[Saved data entries]
════

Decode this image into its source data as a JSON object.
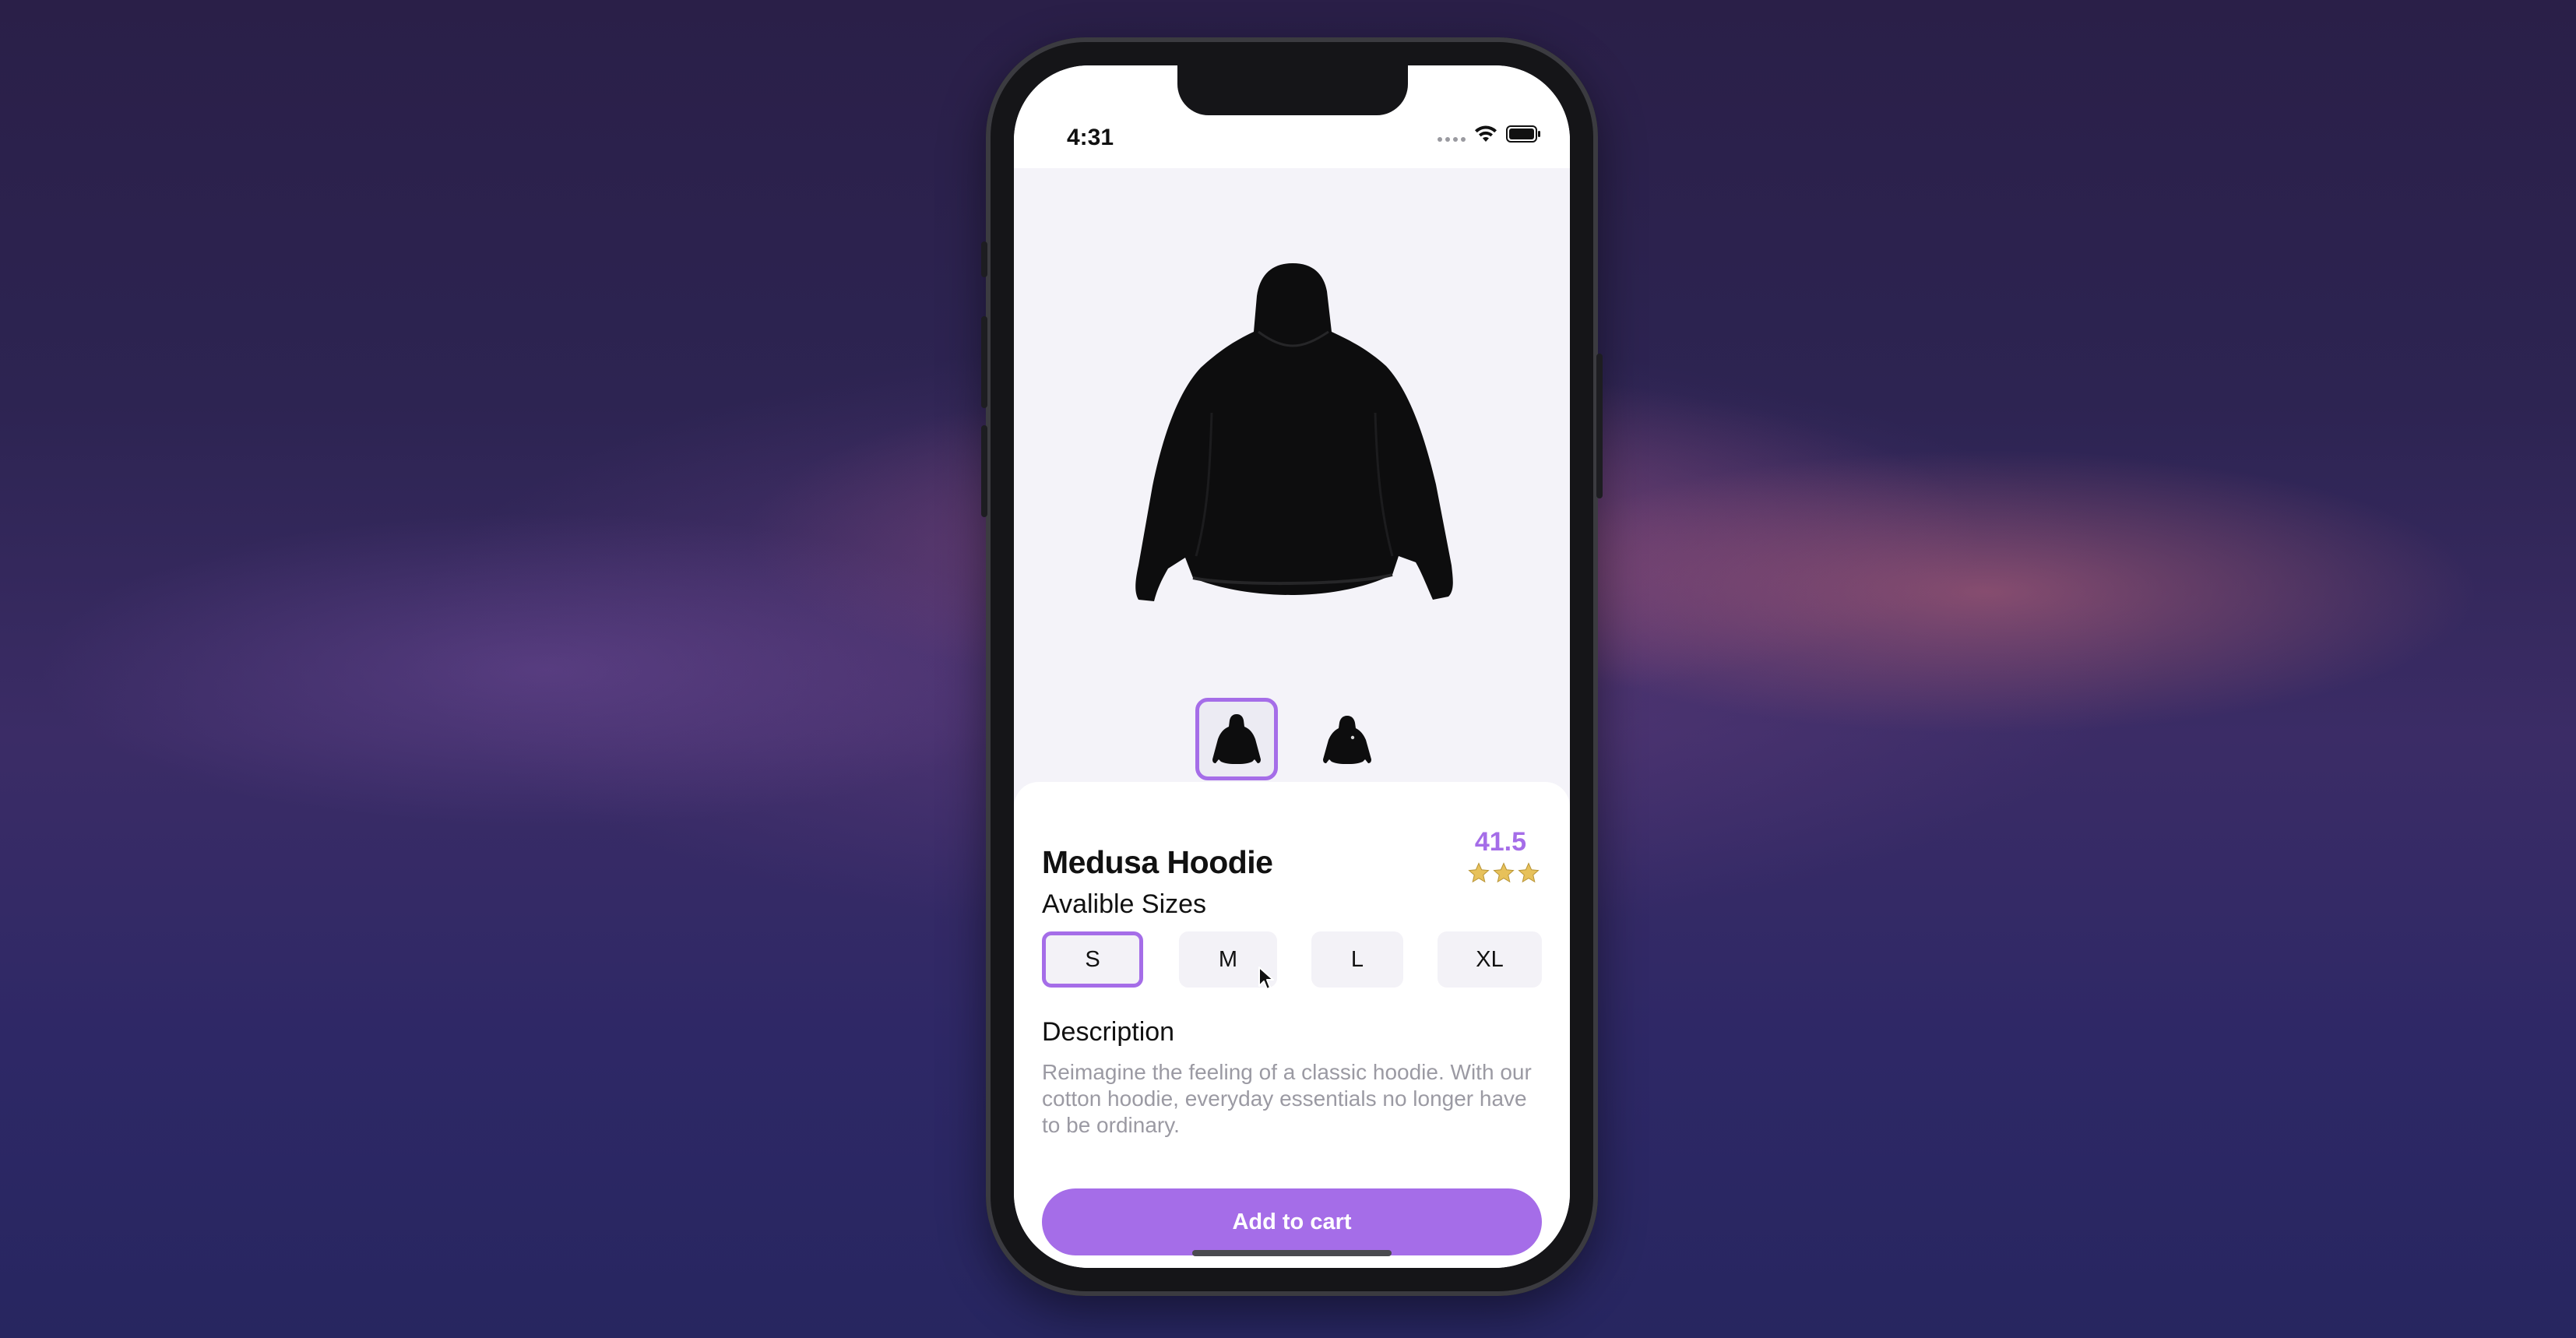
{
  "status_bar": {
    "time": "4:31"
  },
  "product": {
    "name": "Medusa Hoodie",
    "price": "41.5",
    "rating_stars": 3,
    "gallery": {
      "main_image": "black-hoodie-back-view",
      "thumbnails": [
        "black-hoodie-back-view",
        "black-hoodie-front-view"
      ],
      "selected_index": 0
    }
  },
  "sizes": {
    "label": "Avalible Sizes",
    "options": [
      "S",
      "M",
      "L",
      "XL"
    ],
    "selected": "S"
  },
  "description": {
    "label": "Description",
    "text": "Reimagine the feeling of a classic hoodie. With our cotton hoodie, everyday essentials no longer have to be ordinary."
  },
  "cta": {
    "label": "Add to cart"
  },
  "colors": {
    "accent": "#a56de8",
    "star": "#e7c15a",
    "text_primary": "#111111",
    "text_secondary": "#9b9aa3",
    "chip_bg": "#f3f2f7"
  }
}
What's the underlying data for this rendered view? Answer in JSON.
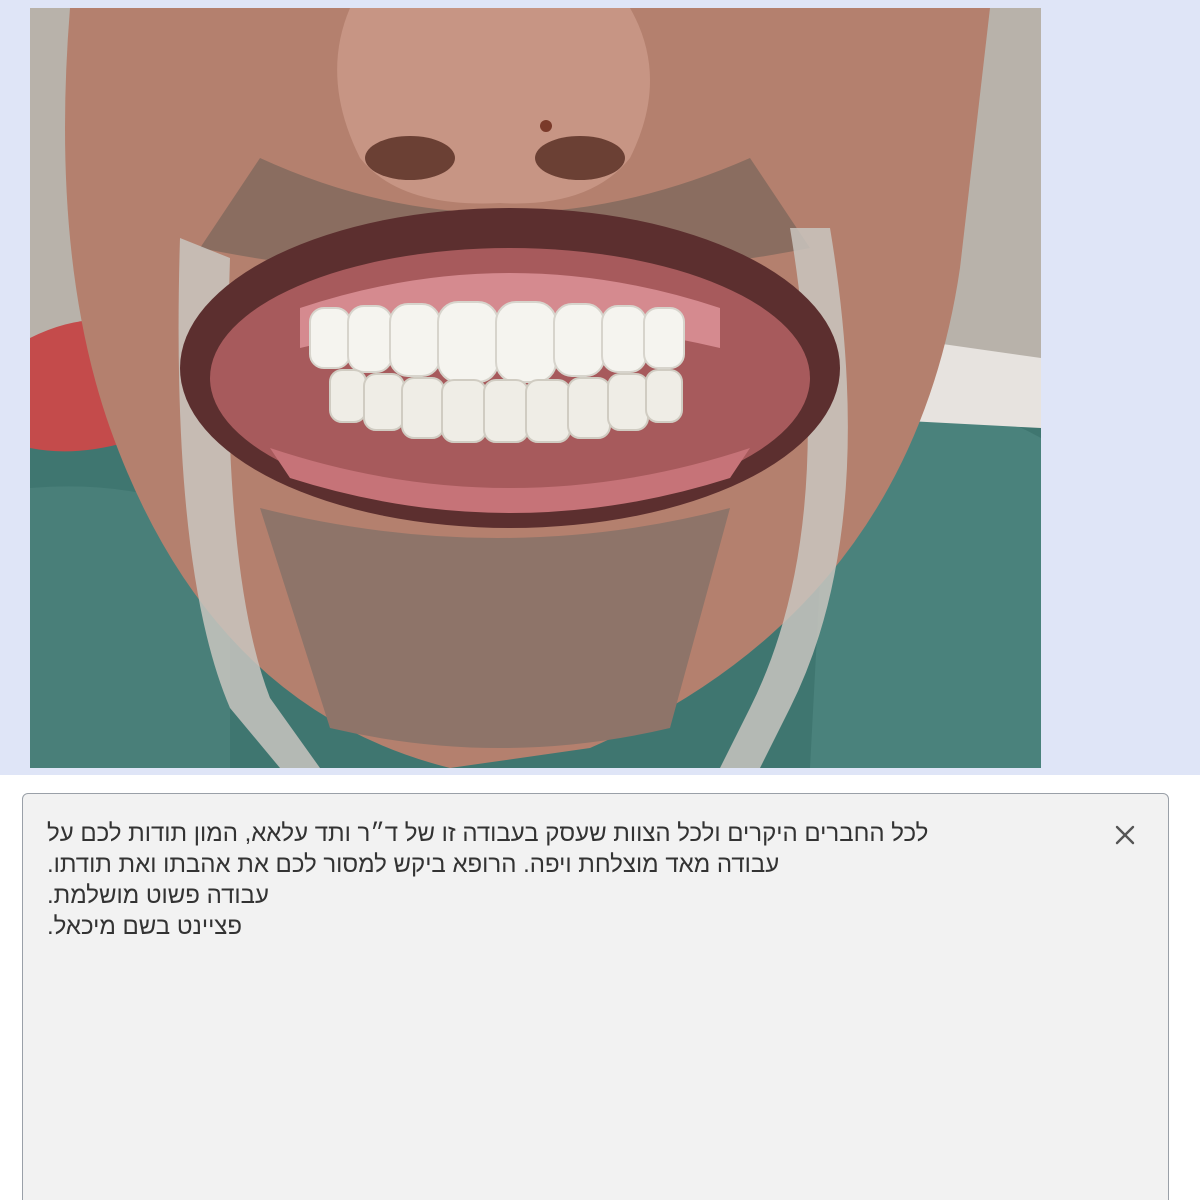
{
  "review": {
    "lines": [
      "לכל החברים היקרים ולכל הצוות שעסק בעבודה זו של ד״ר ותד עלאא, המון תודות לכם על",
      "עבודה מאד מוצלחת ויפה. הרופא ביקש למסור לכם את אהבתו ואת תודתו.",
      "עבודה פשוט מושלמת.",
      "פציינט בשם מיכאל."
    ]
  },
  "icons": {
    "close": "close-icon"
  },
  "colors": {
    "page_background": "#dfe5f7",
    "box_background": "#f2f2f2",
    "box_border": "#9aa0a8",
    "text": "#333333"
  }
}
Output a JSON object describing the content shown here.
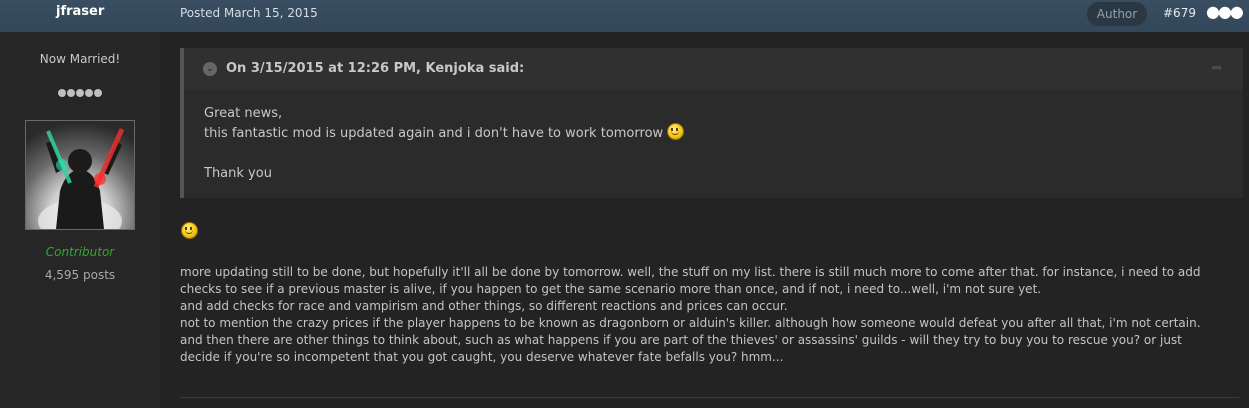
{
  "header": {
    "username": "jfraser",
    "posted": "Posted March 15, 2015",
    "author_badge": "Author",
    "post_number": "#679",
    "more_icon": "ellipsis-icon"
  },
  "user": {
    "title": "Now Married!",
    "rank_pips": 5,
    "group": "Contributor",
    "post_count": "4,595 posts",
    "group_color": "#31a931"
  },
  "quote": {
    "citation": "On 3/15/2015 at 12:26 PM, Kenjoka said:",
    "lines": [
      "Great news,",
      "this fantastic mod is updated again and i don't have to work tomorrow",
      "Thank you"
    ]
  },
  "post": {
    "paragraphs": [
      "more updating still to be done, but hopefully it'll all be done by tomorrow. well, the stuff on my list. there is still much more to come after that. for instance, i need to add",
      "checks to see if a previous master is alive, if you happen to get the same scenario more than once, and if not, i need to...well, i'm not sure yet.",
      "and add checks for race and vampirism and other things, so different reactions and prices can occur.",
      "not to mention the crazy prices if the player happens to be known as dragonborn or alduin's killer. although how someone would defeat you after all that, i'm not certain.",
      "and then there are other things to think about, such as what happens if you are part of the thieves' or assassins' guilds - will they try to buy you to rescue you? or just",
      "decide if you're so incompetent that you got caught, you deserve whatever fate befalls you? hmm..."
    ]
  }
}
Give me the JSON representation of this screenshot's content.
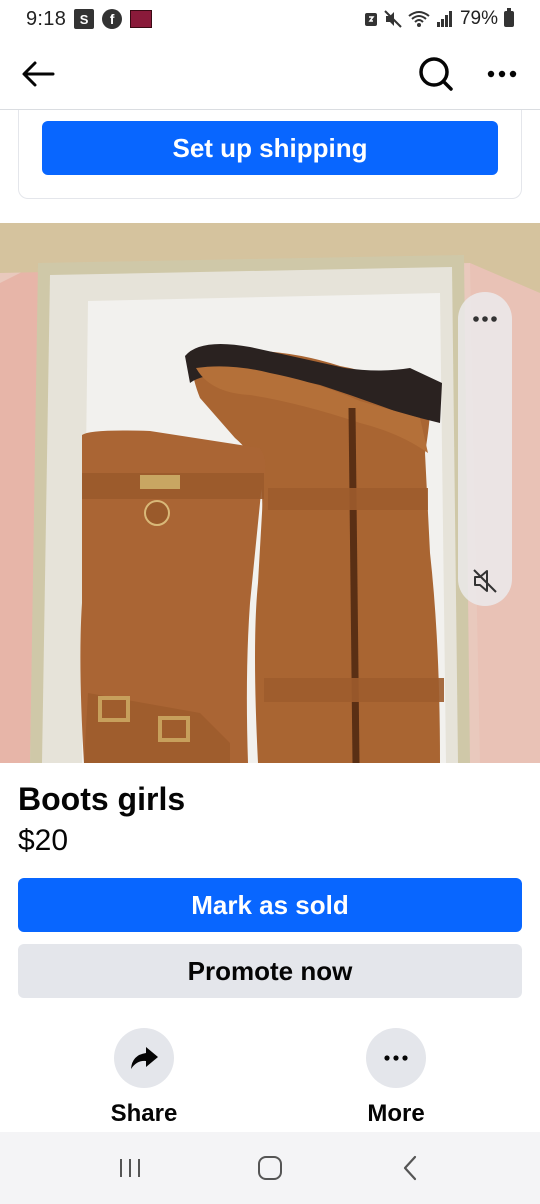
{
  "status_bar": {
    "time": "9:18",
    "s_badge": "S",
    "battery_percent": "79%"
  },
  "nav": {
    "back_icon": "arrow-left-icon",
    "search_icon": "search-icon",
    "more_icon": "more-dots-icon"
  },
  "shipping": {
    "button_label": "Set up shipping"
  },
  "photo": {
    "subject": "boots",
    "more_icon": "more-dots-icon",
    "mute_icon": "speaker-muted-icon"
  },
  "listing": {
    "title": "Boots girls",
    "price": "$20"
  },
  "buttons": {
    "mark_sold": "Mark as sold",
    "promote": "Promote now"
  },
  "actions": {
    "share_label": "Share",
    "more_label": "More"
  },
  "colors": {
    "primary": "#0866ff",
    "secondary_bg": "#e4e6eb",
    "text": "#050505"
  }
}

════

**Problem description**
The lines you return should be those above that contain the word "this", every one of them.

**Answer to the problem**
Decode this image into its source data as a JSON object.
What's the underlying data for this rendered view? Answer in JSON.
      "this fantastic mod is updated again and i don't have to work tomorrow",
Give me the JSON representation of this screenshot's content.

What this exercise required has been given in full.